Bravery, active listening and understanding. Very often, a patient will come with a problem that has troubled them for a while and their appointment with me is the first time they have mustered enough courage to seek help. I was faced with this scenario when a patient told me they were uncomfortable with their identity and wanted to change this. In this case I learnt about bravery. Patients take steps to help themselves by asking me for help or guidance. This is a sign of strength and it gives me a chance to empower them to take control of their health, wellbeing and happiness. I often expect patients to trust me easily and follow my advice, which makes me question why they would do so and how willing I would be to do the same if in their shoes.

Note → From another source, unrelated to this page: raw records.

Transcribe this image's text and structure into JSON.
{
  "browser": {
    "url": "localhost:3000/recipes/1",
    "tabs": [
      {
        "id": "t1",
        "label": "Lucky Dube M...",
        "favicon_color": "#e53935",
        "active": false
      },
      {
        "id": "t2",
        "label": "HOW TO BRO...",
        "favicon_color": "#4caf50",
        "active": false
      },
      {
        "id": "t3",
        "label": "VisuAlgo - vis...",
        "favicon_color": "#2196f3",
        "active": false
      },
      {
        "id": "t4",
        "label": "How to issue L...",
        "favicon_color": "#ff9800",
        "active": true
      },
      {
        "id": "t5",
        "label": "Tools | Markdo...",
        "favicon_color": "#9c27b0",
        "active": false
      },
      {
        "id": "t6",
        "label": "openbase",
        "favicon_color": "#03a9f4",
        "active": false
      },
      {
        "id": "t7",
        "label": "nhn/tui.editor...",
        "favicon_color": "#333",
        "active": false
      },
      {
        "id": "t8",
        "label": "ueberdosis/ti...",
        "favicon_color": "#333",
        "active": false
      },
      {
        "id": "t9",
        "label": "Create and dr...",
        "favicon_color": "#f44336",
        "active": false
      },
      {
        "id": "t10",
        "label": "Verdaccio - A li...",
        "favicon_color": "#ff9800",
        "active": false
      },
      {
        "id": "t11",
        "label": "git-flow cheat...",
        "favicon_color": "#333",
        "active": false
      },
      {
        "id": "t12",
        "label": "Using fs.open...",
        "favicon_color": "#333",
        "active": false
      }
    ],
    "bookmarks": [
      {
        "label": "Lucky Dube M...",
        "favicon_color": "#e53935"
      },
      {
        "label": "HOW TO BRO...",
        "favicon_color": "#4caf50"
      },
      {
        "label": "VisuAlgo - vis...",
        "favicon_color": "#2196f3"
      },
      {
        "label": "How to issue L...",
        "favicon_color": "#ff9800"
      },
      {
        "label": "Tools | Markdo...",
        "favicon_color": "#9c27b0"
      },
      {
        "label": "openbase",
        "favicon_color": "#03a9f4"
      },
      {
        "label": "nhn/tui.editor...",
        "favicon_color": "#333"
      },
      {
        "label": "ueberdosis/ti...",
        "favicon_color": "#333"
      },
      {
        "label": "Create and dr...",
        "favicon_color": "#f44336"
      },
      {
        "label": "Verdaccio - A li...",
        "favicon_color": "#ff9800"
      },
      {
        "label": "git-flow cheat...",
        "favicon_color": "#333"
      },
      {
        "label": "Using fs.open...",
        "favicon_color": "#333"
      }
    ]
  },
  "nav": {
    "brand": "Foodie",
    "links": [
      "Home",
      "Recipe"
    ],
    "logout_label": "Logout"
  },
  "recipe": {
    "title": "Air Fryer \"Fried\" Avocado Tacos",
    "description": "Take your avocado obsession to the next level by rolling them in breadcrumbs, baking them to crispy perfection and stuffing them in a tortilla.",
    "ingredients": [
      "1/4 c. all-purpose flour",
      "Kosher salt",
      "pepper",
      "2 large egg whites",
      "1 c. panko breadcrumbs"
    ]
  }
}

I am aware of how perceptive patients can be of their doctor’s mood and a balance must be struck when navigating my feelings and theirs. The difference between a successful or disastrous consultation could be the blank gaze I give a patient if my mind is elsewhere, compared with a simple nod of acknowledgement or the offer of a tissue when they are crying. In a room with just the patient and me, there is nowhere to hide and this allows vulnerability to thrive. In order to gain a patient’s trust I have found that putting them at ease and inviting open dialogue goes a long way. There is a reason why patient satisfaction questionnaires that are mostly aimed at a doctor’s attitude towards a patient rather than their breadth of knowledge, which of course goes without saying.
Bigger is not always better. I am sometimes disheartened when I feel I have not made a difference to my patient’s problem. Despite this, I learnt that whatever the patient describes as a positive effect could be more important than what I think is significant or obvious. For example this could be the case of a simple lifestyle change in a patient with low mood or chronic disease. My GP trainer picked up on a management plan from my entry in a patient’s medical notes during a follow up appointment and asked the patient about it. The plan was a single goal that the patient and I were confident they could achieve. My trainer told me that the documentation and acknowledgement of this plan made the patient feel as though they had been listened to and taken seriously. I find this encouraging and hopefully the patient felt as though they had genuine support from me and the other doctors.
My job as a GP trainee often doubles up as a life school where sometimes the most important lessons are learnt. As always, I look forward to the next one.